> _Your goal_
Repeat every record exactly as written.

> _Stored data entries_
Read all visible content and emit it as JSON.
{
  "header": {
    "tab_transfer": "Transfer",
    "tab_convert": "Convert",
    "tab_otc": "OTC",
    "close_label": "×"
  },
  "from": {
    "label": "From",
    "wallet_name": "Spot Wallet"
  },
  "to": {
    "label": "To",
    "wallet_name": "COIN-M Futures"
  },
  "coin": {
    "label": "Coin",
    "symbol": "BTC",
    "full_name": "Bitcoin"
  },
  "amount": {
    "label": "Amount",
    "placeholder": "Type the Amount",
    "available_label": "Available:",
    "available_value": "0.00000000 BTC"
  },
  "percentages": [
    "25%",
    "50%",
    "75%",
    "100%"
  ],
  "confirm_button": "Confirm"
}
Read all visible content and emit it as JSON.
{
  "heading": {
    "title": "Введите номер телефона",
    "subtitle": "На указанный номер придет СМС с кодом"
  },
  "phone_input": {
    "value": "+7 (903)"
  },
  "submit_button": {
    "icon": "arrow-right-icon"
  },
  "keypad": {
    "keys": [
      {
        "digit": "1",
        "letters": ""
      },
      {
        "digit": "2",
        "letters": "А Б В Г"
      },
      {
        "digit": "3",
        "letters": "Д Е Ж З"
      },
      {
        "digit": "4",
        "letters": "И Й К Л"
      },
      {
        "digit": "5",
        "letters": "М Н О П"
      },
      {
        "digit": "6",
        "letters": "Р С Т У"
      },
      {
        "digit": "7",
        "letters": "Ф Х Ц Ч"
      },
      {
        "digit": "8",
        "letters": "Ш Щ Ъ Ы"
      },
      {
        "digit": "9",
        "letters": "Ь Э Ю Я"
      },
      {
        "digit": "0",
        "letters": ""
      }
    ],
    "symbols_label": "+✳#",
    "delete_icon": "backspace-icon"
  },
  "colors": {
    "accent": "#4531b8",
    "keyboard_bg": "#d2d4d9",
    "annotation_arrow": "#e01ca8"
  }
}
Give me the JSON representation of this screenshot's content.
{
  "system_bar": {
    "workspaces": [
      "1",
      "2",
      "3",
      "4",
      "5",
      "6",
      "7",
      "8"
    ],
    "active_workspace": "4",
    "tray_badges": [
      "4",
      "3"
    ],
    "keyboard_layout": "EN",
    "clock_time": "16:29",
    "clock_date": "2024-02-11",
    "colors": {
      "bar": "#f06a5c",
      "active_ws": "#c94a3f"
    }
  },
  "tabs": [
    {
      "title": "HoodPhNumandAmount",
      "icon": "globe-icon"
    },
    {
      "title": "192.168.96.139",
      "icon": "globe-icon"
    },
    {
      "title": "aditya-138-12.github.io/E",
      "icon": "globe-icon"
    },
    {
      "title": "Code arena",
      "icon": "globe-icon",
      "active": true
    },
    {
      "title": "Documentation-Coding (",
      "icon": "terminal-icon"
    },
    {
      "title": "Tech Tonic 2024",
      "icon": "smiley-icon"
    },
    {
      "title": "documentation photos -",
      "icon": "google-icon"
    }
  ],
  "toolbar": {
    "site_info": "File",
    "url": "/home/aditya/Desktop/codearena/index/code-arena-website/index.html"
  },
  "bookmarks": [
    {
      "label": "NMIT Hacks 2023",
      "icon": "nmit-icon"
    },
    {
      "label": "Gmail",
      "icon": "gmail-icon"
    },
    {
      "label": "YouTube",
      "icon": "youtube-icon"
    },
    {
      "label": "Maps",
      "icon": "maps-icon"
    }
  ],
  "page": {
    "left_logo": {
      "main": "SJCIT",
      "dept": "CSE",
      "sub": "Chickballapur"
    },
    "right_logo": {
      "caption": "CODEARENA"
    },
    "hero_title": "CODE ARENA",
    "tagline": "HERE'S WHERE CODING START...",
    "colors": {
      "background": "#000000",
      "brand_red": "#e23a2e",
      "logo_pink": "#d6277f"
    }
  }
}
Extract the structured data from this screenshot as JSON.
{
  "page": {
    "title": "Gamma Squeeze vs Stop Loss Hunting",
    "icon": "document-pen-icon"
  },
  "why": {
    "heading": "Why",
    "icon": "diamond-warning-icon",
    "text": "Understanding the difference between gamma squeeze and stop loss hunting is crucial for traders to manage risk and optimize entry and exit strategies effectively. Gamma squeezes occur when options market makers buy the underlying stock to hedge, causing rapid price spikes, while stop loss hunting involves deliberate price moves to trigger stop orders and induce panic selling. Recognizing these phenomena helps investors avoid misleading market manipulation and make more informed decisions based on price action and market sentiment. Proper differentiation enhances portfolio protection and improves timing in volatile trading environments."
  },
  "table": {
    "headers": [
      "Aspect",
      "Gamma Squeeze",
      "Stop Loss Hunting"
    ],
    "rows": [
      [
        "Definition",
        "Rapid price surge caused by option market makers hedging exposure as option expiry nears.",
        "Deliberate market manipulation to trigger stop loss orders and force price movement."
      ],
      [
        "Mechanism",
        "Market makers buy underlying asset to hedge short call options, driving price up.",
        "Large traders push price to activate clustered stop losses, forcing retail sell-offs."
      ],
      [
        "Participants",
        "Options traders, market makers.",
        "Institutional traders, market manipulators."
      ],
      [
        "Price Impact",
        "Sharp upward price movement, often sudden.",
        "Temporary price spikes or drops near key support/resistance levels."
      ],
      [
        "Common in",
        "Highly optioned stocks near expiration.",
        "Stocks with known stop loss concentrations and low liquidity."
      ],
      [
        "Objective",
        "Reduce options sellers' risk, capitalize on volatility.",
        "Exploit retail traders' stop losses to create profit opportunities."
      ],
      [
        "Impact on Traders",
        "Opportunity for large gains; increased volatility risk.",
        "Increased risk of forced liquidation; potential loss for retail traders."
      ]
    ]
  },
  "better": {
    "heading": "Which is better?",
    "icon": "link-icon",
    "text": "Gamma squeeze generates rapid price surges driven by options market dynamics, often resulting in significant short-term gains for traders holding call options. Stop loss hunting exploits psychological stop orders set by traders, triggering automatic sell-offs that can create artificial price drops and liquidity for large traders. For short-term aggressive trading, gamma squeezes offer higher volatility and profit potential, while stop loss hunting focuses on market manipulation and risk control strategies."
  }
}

> _Response_
Read all visible content and emit it as JSON.
{
  "header": {
    "tab_transfer": "Transfer",
    "tab_convert": "Convert",
    "tab_otc": "OTC",
    "close_label": "×"
  },
  "from": {
    "label": "From",
    "wallet_name": "Spot Wallet"
  },
  "to": {
    "label": "To",
    "wallet_name": "COIN-M Futures"
  },
  "coin": {
    "label": "Coin",
    "symbol": "BTC",
    "full_name": "Bitcoin"
  },
  "amount": {
    "label": "Amount",
    "placeholder": "Type the Amount",
    "available_label": "Available:",
    "available_value": "0.00000000 BTC"
  },
  "percentages": [
    "25%",
    "50%",
    "75%",
    "100%"
  ],
  "confirm_button": "Confirm"
}
Read all visible content and emit it as JSON.
{
  "heading": {
    "title": "Введите номер телефона",
    "subtitle": "На указанный номер придет СМС с кодом"
  },
  "phone_input": {
    "value": "+7 (903)"
  },
  "submit_button": {
    "icon": "arrow-right-icon"
  },
  "keypad": {
    "keys": [
      {
        "digit": "1",
        "letters": ""
      },
      {
        "digit": "2",
        "letters": "А Б В Г"
      },
      {
        "digit": "3",
        "letters": "Д Е Ж З"
      },
      {
        "digit": "4",
        "letters": "И Й К Л"
      },
      {
        "digit": "5",
        "letters": "М Н О П"
      },
      {
        "digit": "6",
        "letters": "Р С Т У"
      },
      {
        "digit": "7",
        "letters": "Ф Х Ц Ч"
      },
      {
        "digit": "8",
        "letters": "Ш Щ Ъ Ы"
      },
      {
        "digit": "9",
        "letters": "Ь Э Ю Я"
      },
      {
        "digit": "0",
        "letters": ""
      }
    ],
    "symbols_label": "+✳#",
    "delete_icon": "backspace-icon"
  },
  "colors": {
    "accent": "#4531b8",
    "keyboard_bg": "#d2d4d9",
    "annotation_arrow": "#e01ca8"
  }
}
Give me the JSON representation of this screenshot's content.
{
  "system_bar": {
    "workspaces": [
      "1",
      "2",
      "3",
      "4",
      "5",
      "6",
      "7",
      "8"
    ],
    "active_workspace": "4",
    "tray_badges": [
      "4",
      "3"
    ],
    "keyboard_layout": "EN",
    "clock_time": "16:29",
    "clock_date": "2024-02-11",
    "colors": {
      "bar": "#f06a5c",
      "active_ws": "#c94a3f"
    }
  },
  "tabs": [
    {
      "title": "HoodPhNumandAmount",
      "icon": "globe-icon"
    },
    {
      "title": "192.168.96.139",
      "icon": "globe-icon"
    },
    {
      "title": "aditya-138-12.github.io/E",
      "icon": "globe-icon"
    },
    {
      "title": "Code arena",
      "icon": "globe-icon",
      "active": true
    },
    {
      "title": "Documentation-Coding (",
      "icon": "terminal-icon"
    },
    {
      "title": "Tech Tonic 2024",
      "icon": "smiley-icon"
    },
    {
      "title": "documentation photos -",
      "icon": "google-icon"
    }
  ],
  "toolbar": {
    "site_info": "File",
    "url": "/home/aditya/Desktop/codearena/index/code-arena-website/index.html"
  },
  "bookmarks": [
    {
      "label": "NMIT Hacks 2023",
      "icon": "nmit-icon"
    },
    {
      "label": "Gmail",
      "icon": "gmail-icon"
    },
    {
      "label": "YouTube",
      "icon": "youtube-icon"
    },
    {
      "label": "Maps",
      "icon": "maps-icon"
    }
  ],
  "page": {
    "left_logo": {
      "main": "SJCIT",
      "dept": "CSE",
      "sub": "Chickballapur"
    },
    "right_logo": {
      "caption": "CODEARENA"
    },
    "hero_title": "CODE ARENA",
    "tagline": "HERE'S WHERE CODING START...",
    "colors": {
      "background": "#000000",
      "brand_red": "#e23a2e",
      "logo_pink": "#d6277f"
    }
  }
}
Extract the structured data from this screenshot as JSON.
{
  "page": {
    "title": "Gamma Squeeze vs Stop Loss Hunting",
    "icon": "document-pen-icon"
  },
  "why": {
    "heading": "Why",
    "icon": "diamond-warning-icon",
    "text": "Understanding the difference between gamma squeeze and stop loss hunting is crucial for traders to manage risk and optimize entry and exit strategies effectively. Gamma squeezes occur when options market makers buy the underlying stock to hedge, causing rapid price spikes, while stop loss hunting involves deliberate price moves to trigger stop orders and induce panic selling. Recognizing these phenomena helps investors avoid misleading market manipulation and make more informed decisions based on price action and market sentiment. Proper differentiation enhances portfolio protection and improves timing in volatile trading environments."
  },
  "table": {
    "headers": [
      "Aspect",
      "Gamma Squeeze",
      "Stop Loss Hunting"
    ],
    "rows": [
      [
        "Definition",
        "Rapid price surge caused by option market makers hedging exposure as option expiry nears.",
        "Deliberate market manipulation to trigger stop loss orders and force price movement."
      ],
      [
        "Mechanism",
        "Market makers buy underlying asset to hedge short call options, driving price up.",
        "Large traders push price to activate clustered stop losses, forcing retail sell-offs."
      ],
      [
        "Participants",
        "Options traders, market makers.",
        "Institutional traders, market manipulators."
      ],
      [
        "Price Impact",
        "Sharp upward price movement, often sudden.",
        "Temporary price spikes or drops near key support/resistance levels."
      ],
      [
        "Common in",
        "Highly optioned stocks near expiration.",
        "Stocks with known stop loss concentrations and low liquidity."
      ],
      [
        "Objective",
        "Reduce options sellers' risk, capitalize on volatility.",
        "Exploit retail traders' stop losses to create profit opportunities."
      ],
      [
        "Impact on Traders",
        "Opportunity for large gains; increased volatility risk.",
        "Increased risk of forced liquidation; potential loss for retail traders."
      ]
    ]
  },
  "better": {
    "heading": "Which is better?",
    "icon": "link-icon",
    "text": "Gamma squeeze generates rapid price surges driven by options market dynamics, often resulting in significant short-term gains for traders holding call options. Stop loss hunting exploits psychological stop orders set by traders, triggering automatic sell-offs that can create artificial price drops and liquidity for large traders. For short-term aggressive trading, gamma squeezes offer higher volatility and profit potential, while stop loss hunting focuses on market manipulation and risk control strategies."
  }
}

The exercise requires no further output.